# Data provided
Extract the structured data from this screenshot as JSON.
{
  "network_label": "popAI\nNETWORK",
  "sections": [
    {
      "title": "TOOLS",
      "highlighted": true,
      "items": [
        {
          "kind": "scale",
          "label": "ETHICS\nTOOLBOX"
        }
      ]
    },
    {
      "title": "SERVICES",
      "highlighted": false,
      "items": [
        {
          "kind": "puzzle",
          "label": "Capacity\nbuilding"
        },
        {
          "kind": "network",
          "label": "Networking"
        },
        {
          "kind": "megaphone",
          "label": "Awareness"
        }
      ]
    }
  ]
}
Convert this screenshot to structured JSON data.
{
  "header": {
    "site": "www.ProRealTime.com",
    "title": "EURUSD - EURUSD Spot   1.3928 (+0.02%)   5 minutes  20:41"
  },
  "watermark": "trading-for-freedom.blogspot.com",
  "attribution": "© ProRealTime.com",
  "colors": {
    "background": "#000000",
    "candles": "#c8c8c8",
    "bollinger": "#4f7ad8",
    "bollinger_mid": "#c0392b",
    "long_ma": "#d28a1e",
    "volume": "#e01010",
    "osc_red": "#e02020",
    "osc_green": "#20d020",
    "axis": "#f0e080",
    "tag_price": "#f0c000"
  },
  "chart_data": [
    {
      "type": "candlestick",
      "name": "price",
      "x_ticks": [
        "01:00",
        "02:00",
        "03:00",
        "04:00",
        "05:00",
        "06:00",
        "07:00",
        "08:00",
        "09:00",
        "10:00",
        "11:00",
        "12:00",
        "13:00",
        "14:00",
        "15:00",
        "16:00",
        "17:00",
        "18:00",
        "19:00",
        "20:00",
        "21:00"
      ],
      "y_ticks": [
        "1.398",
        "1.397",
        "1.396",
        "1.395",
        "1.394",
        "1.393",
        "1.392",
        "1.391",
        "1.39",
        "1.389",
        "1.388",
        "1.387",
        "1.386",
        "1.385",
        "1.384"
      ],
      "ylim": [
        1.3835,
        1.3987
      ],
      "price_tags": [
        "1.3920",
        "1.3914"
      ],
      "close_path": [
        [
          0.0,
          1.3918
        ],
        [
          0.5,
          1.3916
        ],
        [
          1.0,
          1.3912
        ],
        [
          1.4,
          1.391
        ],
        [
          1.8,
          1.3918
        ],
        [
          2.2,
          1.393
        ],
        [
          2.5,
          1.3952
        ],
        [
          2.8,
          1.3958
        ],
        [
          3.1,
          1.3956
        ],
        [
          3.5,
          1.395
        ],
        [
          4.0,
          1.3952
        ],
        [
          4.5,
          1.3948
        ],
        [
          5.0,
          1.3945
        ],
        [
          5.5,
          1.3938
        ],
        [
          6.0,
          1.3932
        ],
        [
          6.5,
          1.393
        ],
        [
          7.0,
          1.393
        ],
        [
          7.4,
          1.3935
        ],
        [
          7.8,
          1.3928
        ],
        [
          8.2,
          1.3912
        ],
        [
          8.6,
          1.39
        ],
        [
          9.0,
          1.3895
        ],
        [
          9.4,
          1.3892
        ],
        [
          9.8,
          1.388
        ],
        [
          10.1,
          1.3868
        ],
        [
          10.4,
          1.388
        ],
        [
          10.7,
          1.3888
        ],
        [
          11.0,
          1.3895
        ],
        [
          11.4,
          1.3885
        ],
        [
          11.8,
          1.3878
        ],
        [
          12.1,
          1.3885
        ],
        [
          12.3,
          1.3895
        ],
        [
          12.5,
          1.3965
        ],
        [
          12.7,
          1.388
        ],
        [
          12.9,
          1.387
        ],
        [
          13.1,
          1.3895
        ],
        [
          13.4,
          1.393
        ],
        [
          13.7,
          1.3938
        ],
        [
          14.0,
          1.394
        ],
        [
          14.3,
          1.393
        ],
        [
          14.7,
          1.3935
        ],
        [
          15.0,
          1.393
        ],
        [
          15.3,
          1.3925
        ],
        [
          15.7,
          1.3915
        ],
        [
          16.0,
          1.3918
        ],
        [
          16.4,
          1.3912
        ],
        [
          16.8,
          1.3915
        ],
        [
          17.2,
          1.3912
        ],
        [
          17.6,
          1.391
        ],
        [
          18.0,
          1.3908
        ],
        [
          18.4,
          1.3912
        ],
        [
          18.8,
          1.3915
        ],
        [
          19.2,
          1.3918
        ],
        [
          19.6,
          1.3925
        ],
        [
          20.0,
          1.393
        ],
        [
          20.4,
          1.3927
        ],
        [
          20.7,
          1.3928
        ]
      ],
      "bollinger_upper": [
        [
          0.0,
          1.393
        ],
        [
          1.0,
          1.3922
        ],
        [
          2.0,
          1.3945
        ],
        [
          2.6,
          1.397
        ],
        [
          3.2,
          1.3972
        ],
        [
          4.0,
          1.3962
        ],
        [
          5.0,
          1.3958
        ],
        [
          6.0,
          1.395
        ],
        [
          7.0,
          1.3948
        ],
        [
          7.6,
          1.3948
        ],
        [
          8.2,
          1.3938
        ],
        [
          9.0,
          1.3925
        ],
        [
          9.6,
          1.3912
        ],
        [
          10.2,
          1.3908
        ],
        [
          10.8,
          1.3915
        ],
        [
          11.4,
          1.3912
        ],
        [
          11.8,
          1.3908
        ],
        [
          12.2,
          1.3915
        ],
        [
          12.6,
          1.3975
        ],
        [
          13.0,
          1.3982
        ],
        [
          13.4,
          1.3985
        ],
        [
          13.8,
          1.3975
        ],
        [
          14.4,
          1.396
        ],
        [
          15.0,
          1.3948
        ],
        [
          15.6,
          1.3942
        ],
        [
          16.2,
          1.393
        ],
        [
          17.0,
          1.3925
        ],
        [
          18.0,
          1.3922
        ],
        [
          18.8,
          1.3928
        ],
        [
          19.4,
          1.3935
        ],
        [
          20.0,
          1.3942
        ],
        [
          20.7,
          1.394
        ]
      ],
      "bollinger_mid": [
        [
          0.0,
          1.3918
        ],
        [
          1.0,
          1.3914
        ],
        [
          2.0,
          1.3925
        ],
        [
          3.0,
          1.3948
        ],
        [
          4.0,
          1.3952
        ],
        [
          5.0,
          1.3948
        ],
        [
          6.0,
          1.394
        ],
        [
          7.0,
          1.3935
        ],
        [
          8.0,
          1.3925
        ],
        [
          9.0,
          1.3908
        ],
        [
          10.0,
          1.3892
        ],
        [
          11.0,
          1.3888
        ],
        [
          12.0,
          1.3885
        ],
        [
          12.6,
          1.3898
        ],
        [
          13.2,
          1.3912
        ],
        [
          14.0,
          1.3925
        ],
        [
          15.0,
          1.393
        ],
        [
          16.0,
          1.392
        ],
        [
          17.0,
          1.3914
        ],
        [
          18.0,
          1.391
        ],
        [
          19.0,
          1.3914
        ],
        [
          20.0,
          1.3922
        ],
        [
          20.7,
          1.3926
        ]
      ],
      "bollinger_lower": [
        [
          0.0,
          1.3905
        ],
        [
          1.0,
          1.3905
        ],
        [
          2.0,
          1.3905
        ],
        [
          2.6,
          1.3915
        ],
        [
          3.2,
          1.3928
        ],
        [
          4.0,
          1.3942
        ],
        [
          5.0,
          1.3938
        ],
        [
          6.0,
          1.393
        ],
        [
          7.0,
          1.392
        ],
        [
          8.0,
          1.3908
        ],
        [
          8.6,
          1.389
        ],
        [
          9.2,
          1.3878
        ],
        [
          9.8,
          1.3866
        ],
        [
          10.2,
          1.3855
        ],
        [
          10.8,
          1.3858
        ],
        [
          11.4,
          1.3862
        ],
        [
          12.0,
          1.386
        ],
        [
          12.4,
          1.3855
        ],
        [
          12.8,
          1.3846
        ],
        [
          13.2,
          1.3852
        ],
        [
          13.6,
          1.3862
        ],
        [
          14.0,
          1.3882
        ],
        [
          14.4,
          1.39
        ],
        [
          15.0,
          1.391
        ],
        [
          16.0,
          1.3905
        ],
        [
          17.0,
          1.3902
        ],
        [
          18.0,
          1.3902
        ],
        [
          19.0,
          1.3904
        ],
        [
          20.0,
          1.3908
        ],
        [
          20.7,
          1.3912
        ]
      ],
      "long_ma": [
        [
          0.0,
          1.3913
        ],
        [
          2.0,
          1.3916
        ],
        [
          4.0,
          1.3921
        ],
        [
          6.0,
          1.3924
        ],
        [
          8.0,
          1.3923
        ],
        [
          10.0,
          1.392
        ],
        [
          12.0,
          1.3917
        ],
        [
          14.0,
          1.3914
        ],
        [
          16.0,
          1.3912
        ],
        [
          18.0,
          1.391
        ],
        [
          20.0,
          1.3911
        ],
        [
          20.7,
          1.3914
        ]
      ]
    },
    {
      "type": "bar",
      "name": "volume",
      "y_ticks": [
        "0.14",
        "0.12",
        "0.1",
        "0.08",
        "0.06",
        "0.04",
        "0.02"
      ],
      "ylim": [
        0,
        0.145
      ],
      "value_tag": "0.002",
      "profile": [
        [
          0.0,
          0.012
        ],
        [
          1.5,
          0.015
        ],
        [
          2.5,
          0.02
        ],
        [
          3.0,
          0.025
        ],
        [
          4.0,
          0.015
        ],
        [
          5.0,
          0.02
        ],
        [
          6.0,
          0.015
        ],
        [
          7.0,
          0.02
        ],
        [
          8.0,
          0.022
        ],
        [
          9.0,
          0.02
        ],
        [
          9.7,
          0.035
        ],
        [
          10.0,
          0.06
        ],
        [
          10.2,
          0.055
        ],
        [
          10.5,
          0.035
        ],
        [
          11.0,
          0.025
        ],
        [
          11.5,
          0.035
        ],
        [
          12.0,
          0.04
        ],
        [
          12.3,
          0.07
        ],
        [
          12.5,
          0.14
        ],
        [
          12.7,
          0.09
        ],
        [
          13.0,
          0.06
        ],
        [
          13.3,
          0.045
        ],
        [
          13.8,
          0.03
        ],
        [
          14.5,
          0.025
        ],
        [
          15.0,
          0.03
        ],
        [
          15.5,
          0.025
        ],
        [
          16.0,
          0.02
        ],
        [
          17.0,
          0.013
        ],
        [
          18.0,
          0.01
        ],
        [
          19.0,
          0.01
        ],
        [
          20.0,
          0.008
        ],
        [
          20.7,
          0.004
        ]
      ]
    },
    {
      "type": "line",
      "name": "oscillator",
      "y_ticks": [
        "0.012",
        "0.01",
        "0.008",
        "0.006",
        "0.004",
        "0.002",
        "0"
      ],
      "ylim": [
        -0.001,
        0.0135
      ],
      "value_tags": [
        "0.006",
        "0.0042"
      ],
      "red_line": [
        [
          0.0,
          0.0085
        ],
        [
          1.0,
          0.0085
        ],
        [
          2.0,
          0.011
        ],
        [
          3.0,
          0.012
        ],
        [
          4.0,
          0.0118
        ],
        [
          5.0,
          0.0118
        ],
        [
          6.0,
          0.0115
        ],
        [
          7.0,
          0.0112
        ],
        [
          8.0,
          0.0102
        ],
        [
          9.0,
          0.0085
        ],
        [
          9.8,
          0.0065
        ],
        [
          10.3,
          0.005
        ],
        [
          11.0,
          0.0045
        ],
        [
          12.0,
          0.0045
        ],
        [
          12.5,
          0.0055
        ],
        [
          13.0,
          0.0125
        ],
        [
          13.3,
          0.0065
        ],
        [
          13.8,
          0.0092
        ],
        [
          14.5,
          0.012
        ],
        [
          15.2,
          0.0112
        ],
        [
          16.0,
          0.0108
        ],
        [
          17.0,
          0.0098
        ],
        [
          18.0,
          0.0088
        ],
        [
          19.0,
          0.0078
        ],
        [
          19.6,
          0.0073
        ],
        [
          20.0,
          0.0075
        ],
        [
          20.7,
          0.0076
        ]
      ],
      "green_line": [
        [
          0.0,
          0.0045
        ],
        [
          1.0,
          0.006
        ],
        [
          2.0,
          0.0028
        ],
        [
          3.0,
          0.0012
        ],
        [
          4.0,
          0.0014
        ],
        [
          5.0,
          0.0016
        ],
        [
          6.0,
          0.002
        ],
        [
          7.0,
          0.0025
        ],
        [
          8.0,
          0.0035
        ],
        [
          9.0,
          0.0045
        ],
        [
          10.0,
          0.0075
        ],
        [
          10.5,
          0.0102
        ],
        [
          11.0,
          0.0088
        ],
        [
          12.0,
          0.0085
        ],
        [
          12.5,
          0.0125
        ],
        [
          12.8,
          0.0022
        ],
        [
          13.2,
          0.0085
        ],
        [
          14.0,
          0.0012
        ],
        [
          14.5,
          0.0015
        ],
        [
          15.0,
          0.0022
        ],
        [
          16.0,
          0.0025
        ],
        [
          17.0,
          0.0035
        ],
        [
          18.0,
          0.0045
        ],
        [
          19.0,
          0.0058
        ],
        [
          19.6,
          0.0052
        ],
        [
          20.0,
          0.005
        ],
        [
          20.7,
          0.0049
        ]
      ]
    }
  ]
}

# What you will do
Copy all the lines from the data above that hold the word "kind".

# Answer section
          "kind": "scale",
          "kind": "puzzle",
          "kind": "network",
          "kind": "megaphone",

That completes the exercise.